======== Records provided ========

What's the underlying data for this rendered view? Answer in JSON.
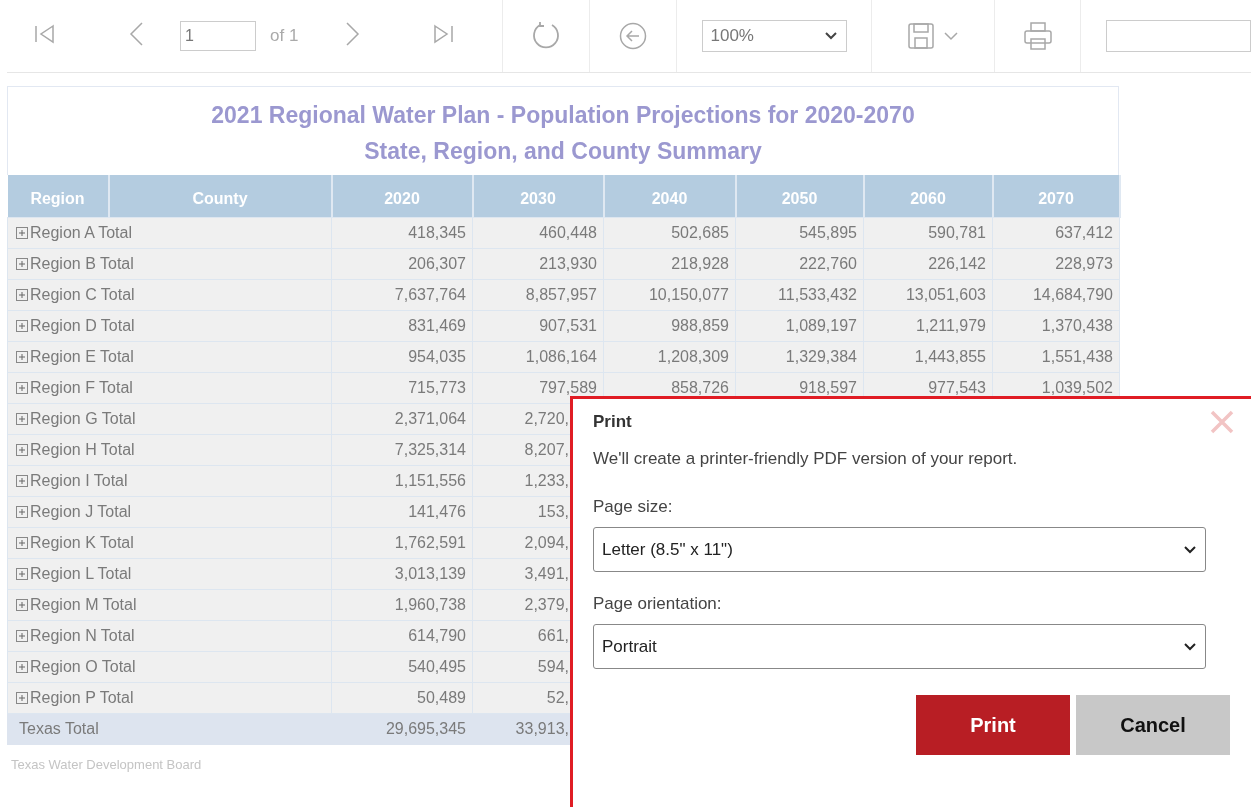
{
  "toolbar": {
    "page_input": {
      "value": "1"
    },
    "page_count": "of 1",
    "zoom": {
      "value": "100%"
    }
  },
  "report": {
    "title_lines": [
      "2021 Regional Water Plan - Population Projections for 2020-2070",
      "State, Region, and County Summary"
    ],
    "columns": [
      "Region",
      "County",
      "2020",
      "2030",
      "2040",
      "2050",
      "2060",
      "2070"
    ],
    "rows": [
      {
        "kind": "region",
        "label": "Region A Total",
        "expanded": false,
        "values": [
          "418,345",
          "460,448",
          "502,685",
          "545,895",
          "590,781",
          "637,412"
        ]
      },
      {
        "kind": "region",
        "label": "Region B Total",
        "expanded": false,
        "values": [
          "206,307",
          "213,930",
          "218,928",
          "222,760",
          "226,142",
          "228,973"
        ]
      },
      {
        "kind": "region",
        "label": "Region C Total",
        "expanded": false,
        "values": [
          "7,637,764",
          "8,857,957",
          "10,150,077",
          "11,533,432",
          "13,051,603",
          "14,684,790"
        ]
      },
      {
        "kind": "region",
        "label": "Region D Total",
        "expanded": false,
        "values": [
          "831,469",
          "907,531",
          "988,859",
          "1,089,197",
          "1,211,979",
          "1,370,438"
        ]
      },
      {
        "kind": "region",
        "label": "Region E Total",
        "expanded": false,
        "values": [
          "954,035",
          "1,086,164",
          "1,208,309",
          "1,329,384",
          "1,443,855",
          "1,551,438"
        ]
      },
      {
        "kind": "region",
        "label": "Region F Total",
        "expanded": false,
        "values": [
          "715,773",
          "797,589",
          "858,726",
          "918,597",
          "977,543",
          "1,039,502"
        ]
      },
      {
        "kind": "region",
        "label": "Region G Total",
        "expanded": false,
        "values": [
          "2,371,064",
          "2,720,"
        ]
      },
      {
        "kind": "region",
        "label": "Region H Total",
        "expanded": false,
        "values": [
          "7,325,314",
          "8,207,"
        ]
      },
      {
        "kind": "region",
        "label": "Region I Total",
        "expanded": false,
        "values": [
          "1,151,556",
          "1,233,"
        ]
      },
      {
        "kind": "region",
        "label": "Region J Total",
        "expanded": false,
        "values": [
          "141,476",
          "153,"
        ]
      },
      {
        "kind": "region",
        "label": "Region K Total",
        "expanded": false,
        "values": [
          "1,762,591",
          "2,094,"
        ]
      },
      {
        "kind": "region",
        "label": "Region L Total",
        "expanded": false,
        "values": [
          "3,013,139",
          "3,491,"
        ]
      },
      {
        "kind": "region",
        "label": "Region M Total",
        "expanded": false,
        "values": [
          "1,960,738",
          "2,379,"
        ]
      },
      {
        "kind": "region",
        "label": "Region N Total",
        "expanded": false,
        "values": [
          "614,790",
          "661,"
        ]
      },
      {
        "kind": "region",
        "label": "Region O Total",
        "expanded": false,
        "values": [
          "540,495",
          "594,"
        ]
      },
      {
        "kind": "region",
        "label": "Region P Total",
        "expanded": false,
        "values": [
          "50,489",
          "52,"
        ]
      },
      {
        "kind": "total",
        "label": "Texas Total",
        "values": [
          "29,695,345",
          "33,913,"
        ]
      }
    ],
    "footer": "Texas Water Development Board"
  },
  "print_dialog": {
    "title": "Print",
    "message": "We'll create a printer-friendly PDF version of your report.",
    "page_size": {
      "label": "Page size:",
      "value": "Letter (8.5\" x 11\")"
    },
    "orientation": {
      "label": "Page orientation:",
      "value": "Portrait"
    },
    "buttons": [
      {
        "kind": "primary",
        "label": "Print"
      },
      {
        "kind": "secondary",
        "label": "Cancel"
      }
    ]
  }
}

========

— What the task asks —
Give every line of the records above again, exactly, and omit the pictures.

— Task solution —
What's the underlying data for this rendered view? Answer in JSON.
{
  "toolbar": {
    "page_input": {
      "value": "1"
    },
    "page_count": "of 1",
    "zoom": {
      "value": "100%"
    }
  },
  "report": {
    "title_lines": [
      "2021 Regional Water Plan - Population Projections for 2020-2070",
      "State, Region, and County Summary"
    ],
    "columns": [
      "Region",
      "County",
      "2020",
      "2030",
      "2040",
      "2050",
      "2060",
      "2070"
    ],
    "rows": [
      {
        "kind": "region",
        "label": "Region A Total",
        "expanded": false,
        "values": [
          "418,345",
          "460,448",
          "502,685",
          "545,895",
          "590,781",
          "637,412"
        ]
      },
      {
        "kind": "region",
        "label": "Region B Total",
        "expanded": false,
        "values": [
          "206,307",
          "213,930",
          "218,928",
          "222,760",
          "226,142",
          "228,973"
        ]
      },
      {
        "kind": "region",
        "label": "Region C Total",
        "expanded": false,
        "values": [
          "7,637,764",
          "8,857,957",
          "10,150,077",
          "11,533,432",
          "13,051,603",
          "14,684,790"
        ]
      },
      {
        "kind": "region",
        "label": "Region D Total",
        "expanded": false,
        "values": [
          "831,469",
          "907,531",
          "988,859",
          "1,089,197",
          "1,211,979",
          "1,370,438"
        ]
      },
      {
        "kind": "region",
        "label": "Region E Total",
        "expanded": false,
        "values": [
          "954,035",
          "1,086,164",
          "1,208,309",
          "1,329,384",
          "1,443,855",
          "1,551,438"
        ]
      },
      {
        "kind": "region",
        "label": "Region F Total",
        "expanded": false,
        "values": [
          "715,773",
          "797,589",
          "858,726",
          "918,597",
          "977,543",
          "1,039,502"
        ]
      },
      {
        "kind": "region",
        "label": "Region G Total",
        "expanded": false,
        "values": [
          "2,371,064",
          "2,720,"
        ]
      },
      {
        "kind": "region",
        "label": "Region H Total",
        "expanded": false,
        "values": [
          "7,325,314",
          "8,207,"
        ]
      },
      {
        "kind": "region",
        "label": "Region I Total",
        "expanded": false,
        "values": [
          "1,151,556",
          "1,233,"
        ]
      },
      {
        "kind": "region",
        "label": "Region J Total",
        "expanded": false,
        "values": [
          "141,476",
          "153,"
        ]
      },
      {
        "kind": "region",
        "label": "Region K Total",
        "expanded": false,
        "values": [
          "1,762,591",
          "2,094,"
        ]
      },
      {
        "kind": "region",
        "label": "Region L Total",
        "expanded": false,
        "values": [
          "3,013,139",
          "3,491,"
        ]
      },
      {
        "kind": "region",
        "label": "Region M Total",
        "expanded": false,
        "values": [
          "1,960,738",
          "2,379,"
        ]
      },
      {
        "kind": "region",
        "label": "Region N Total",
        "expanded": false,
        "values": [
          "614,790",
          "661,"
        ]
      },
      {
        "kind": "region",
        "label": "Region O Total",
        "expanded": false,
        "values": [
          "540,495",
          "594,"
        ]
      },
      {
        "kind": "region",
        "label": "Region P Total",
        "expanded": false,
        "values": [
          "50,489",
          "52,"
        ]
      },
      {
        "kind": "total",
        "label": "Texas Total",
        "values": [
          "29,695,345",
          "33,913,"
        ]
      }
    ],
    "footer": "Texas Water Development Board"
  },
  "print_dialog": {
    "title": "Print",
    "message": "We'll create a printer-friendly PDF version of your report.",
    "page_size": {
      "label": "Page size:",
      "value": "Letter (8.5\" x 11\")"
    },
    "orientation": {
      "label": "Page orientation:",
      "value": "Portrait"
    },
    "buttons": [
      {
        "kind": "primary",
        "label": "Print"
      },
      {
        "kind": "secondary",
        "label": "Cancel"
      }
    ]
  }
}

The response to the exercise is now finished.